THE PROBLEM:
Every line with the string "eller" should be copied from the data.

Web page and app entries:
#####
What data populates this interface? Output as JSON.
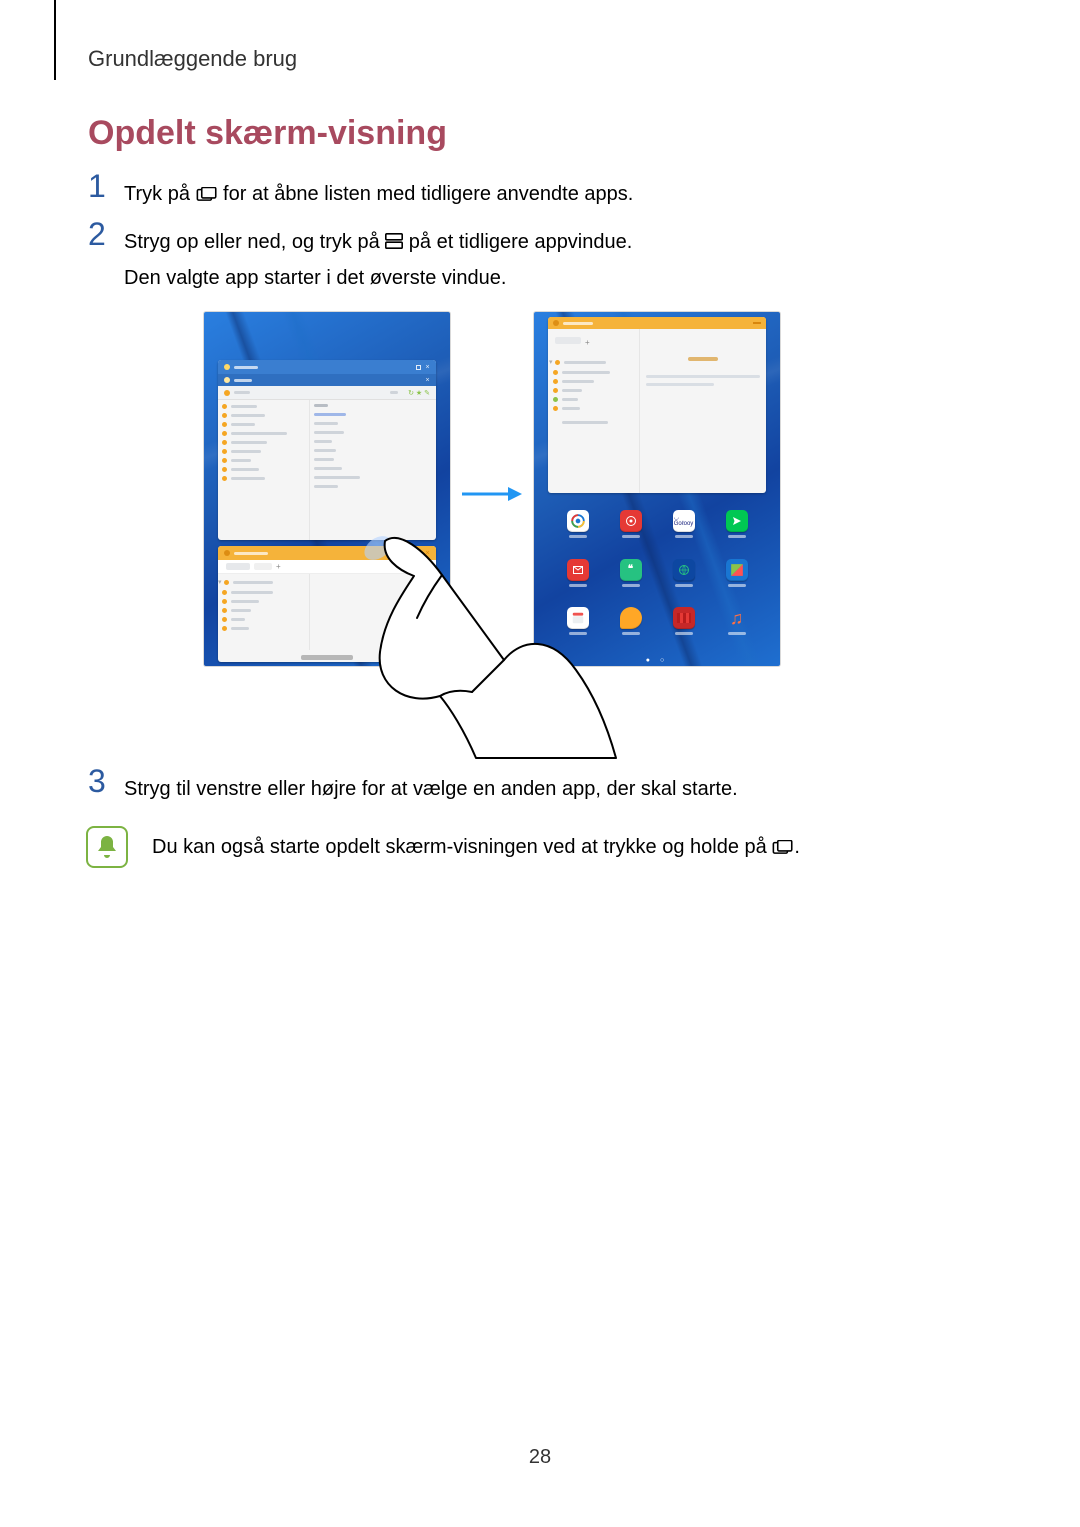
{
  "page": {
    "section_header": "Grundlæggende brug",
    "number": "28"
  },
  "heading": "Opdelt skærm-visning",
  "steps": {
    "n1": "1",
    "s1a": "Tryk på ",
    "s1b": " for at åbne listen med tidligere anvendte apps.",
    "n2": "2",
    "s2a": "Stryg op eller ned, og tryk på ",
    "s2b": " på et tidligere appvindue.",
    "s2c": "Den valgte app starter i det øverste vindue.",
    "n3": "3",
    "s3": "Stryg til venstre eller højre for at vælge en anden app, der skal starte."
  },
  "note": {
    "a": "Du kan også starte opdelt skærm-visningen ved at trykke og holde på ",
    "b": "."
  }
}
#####
RESPONSE:
    "s2a": "Stryg op eller ned, og tryk på ",
    "s3": "Stryg til venstre eller højre for at vælge en anden app, der skal starte."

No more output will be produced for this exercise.